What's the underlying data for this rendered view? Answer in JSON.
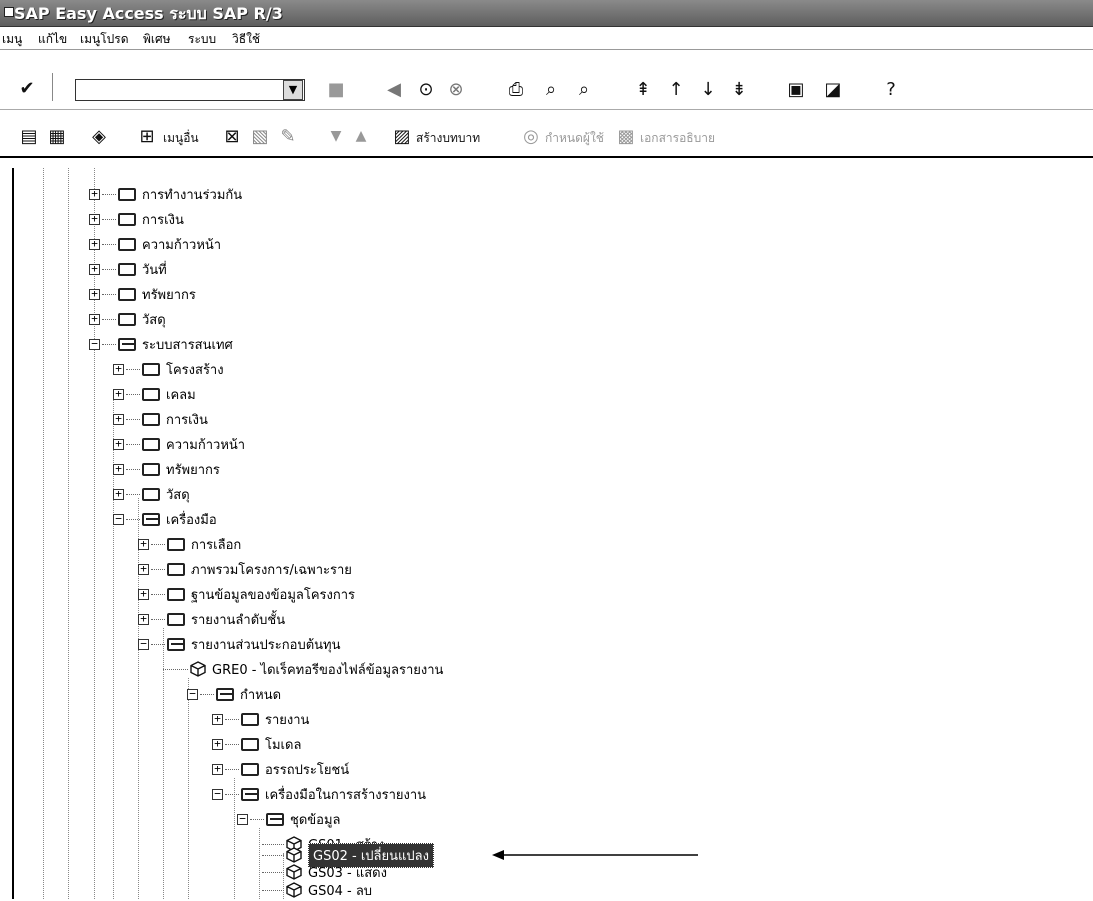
{
  "window": {
    "title": "SAP Easy Access  ระบบ SAP R/3"
  },
  "menu": [
    "เมนู",
    "แก้ไข",
    "เมนูโปรด",
    "พิเศษ",
    "ระบบ",
    "วิธีใช้"
  ],
  "toolbar": {
    "command_field_value": "",
    "other_menu_label": "เมนูอื่น",
    "create_role_label": "สร้างบทบาท",
    "assign_users_label": "กำหนดผู้ใช้",
    "documentation_label": "เอกสารอธิบาย"
  },
  "tree": [
    {
      "label": "การทำงานร่วมกัน",
      "type": "folder",
      "expanded": false
    },
    {
      "label": "การเงิน",
      "type": "folder",
      "expanded": false
    },
    {
      "label": "ความก้าวหน้า",
      "type": "folder",
      "expanded": false
    },
    {
      "label": "วันที่",
      "type": "folder",
      "expanded": false
    },
    {
      "label": "ทรัพยากร",
      "type": "folder",
      "expanded": false
    },
    {
      "label": "วัสดุ",
      "type": "folder",
      "expanded": false
    },
    {
      "label": "ระบบสารสนเทศ",
      "type": "folder",
      "expanded": true
    },
    {
      "label": "โครงสร้าง",
      "type": "folder",
      "expanded": false
    },
    {
      "label": "เคลม",
      "type": "folder",
      "expanded": false
    },
    {
      "label": "การเงิน",
      "type": "folder",
      "expanded": false
    },
    {
      "label": "ความก้าวหน้า",
      "type": "folder",
      "expanded": false
    },
    {
      "label": "ทรัพยากร",
      "type": "folder",
      "expanded": false
    },
    {
      "label": "วัสดุ",
      "type": "folder",
      "expanded": false
    },
    {
      "label": "เครื่องมือ",
      "type": "folder",
      "expanded": true
    },
    {
      "label": "การเลือก",
      "type": "folder",
      "expanded": false
    },
    {
      "label": "ภาพรวมโครงการ/เฉพาะราย",
      "type": "folder",
      "expanded": false
    },
    {
      "label": "ฐานข้อมูลของข้อมูลโครงการ",
      "type": "folder",
      "expanded": false
    },
    {
      "label": "รายงานลำดับชั้น",
      "type": "folder",
      "expanded": false
    },
    {
      "label": "รายงานส่วนประกอบต้นทุน",
      "type": "folder",
      "expanded": true
    },
    {
      "label": "GRE0 - ไดเร็คทอรีของไฟล์ข้อมูลรายงาน",
      "type": "transaction"
    },
    {
      "label": "กำหนด",
      "type": "folder",
      "expanded": true
    },
    {
      "label": "รายงาน",
      "type": "folder",
      "expanded": false
    },
    {
      "label": "โมเดล",
      "type": "folder",
      "expanded": false
    },
    {
      "label": "อรรถประโยชน์",
      "type": "folder",
      "expanded": false
    },
    {
      "label": "เครื่องมือในการสร้างรายงาน",
      "type": "folder",
      "expanded": true
    },
    {
      "label": "ชุดข้อมูล",
      "type": "folder",
      "expanded": true
    },
    {
      "label": "GS01 - สร้าง",
      "type": "transaction"
    },
    {
      "label": "GS02 - เปลี่ยนแปลง",
      "type": "transaction",
      "selected": true
    },
    {
      "label": "GS03 - แสดง",
      "type": "transaction"
    },
    {
      "label": "GS04 - ลบ",
      "type": "transaction"
    }
  ]
}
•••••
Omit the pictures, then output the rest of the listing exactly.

> _Answer to this problem_
What's the underlying data for this rendered view? Answer in JSON.
{
  "window": {
    "title": "SAP Easy Access  ระบบ SAP R/3"
  },
  "menu": [
    "เมนู",
    "แก้ไข",
    "เมนูโปรด",
    "พิเศษ",
    "ระบบ",
    "วิธีใช้"
  ],
  "toolbar": {
    "command_field_value": "",
    "other_menu_label": "เมนูอื่น",
    "create_role_label": "สร้างบทบาท",
    "assign_users_label": "กำหนดผู้ใช้",
    "documentation_label": "เอกสารอธิบาย"
  },
  "tree": [
    {
      "label": "การทำงานร่วมกัน",
      "type": "folder",
      "expanded": false
    },
    {
      "label": "การเงิน",
      "type": "folder",
      "expanded": false
    },
    {
      "label": "ความก้าวหน้า",
      "type": "folder",
      "expanded": false
    },
    {
      "label": "วันที่",
      "type": "folder",
      "expanded": false
    },
    {
      "label": "ทรัพยากร",
      "type": "folder",
      "expanded": false
    },
    {
      "label": "วัสดุ",
      "type": "folder",
      "expanded": false
    },
    {
      "label": "ระบบสารสนเทศ",
      "type": "folder",
      "expanded": true
    },
    {
      "label": "โครงสร้าง",
      "type": "folder",
      "expanded": false
    },
    {
      "label": "เคลม",
      "type": "folder",
      "expanded": false
    },
    {
      "label": "การเงิน",
      "type": "folder",
      "expanded": false
    },
    {
      "label": "ความก้าวหน้า",
      "type": "folder",
      "expanded": false
    },
    {
      "label": "ทรัพยากร",
      "type": "folder",
      "expanded": false
    },
    {
      "label": "วัสดุ",
      "type": "folder",
      "expanded": false
    },
    {
      "label": "เครื่องมือ",
      "type": "folder",
      "expanded": true
    },
    {
      "label": "การเลือก",
      "type": "folder",
      "expanded": false
    },
    {
      "label": "ภาพรวมโครงการ/เฉพาะราย",
      "type": "folder",
      "expanded": false
    },
    {
      "label": "ฐานข้อมูลของข้อมูลโครงการ",
      "type": "folder",
      "expanded": false
    },
    {
      "label": "รายงานลำดับชั้น",
      "type": "folder",
      "expanded": false
    },
    {
      "label": "รายงานส่วนประกอบต้นทุน",
      "type": "folder",
      "expanded": true
    },
    {
      "label": "GRE0 - ไดเร็คทอรีของไฟล์ข้อมูลรายงาน",
      "type": "transaction"
    },
    {
      "label": "กำหนด",
      "type": "folder",
      "expanded": true
    },
    {
      "label": "รายงาน",
      "type": "folder",
      "expanded": false
    },
    {
      "label": "โมเดล",
      "type": "folder",
      "expanded": false
    },
    {
      "label": "อรรถประโยชน์",
      "type": "folder",
      "expanded": false
    },
    {
      "label": "เครื่องมือในการสร้างรายงาน",
      "type": "folder",
      "expanded": true
    },
    {
      "label": "ชุดข้อมูล",
      "type": "folder",
      "expanded": true
    },
    {
      "label": "GS01 - สร้าง",
      "type": "transaction"
    },
    {
      "label": "GS02 - เปลี่ยนแปลง",
      "type": "transaction",
      "selected": true
    },
    {
      "label": "GS03 - แสดง",
      "type": "transaction"
    },
    {
      "label": "GS04 - ลบ",
      "type": "transaction"
    }
  ]
}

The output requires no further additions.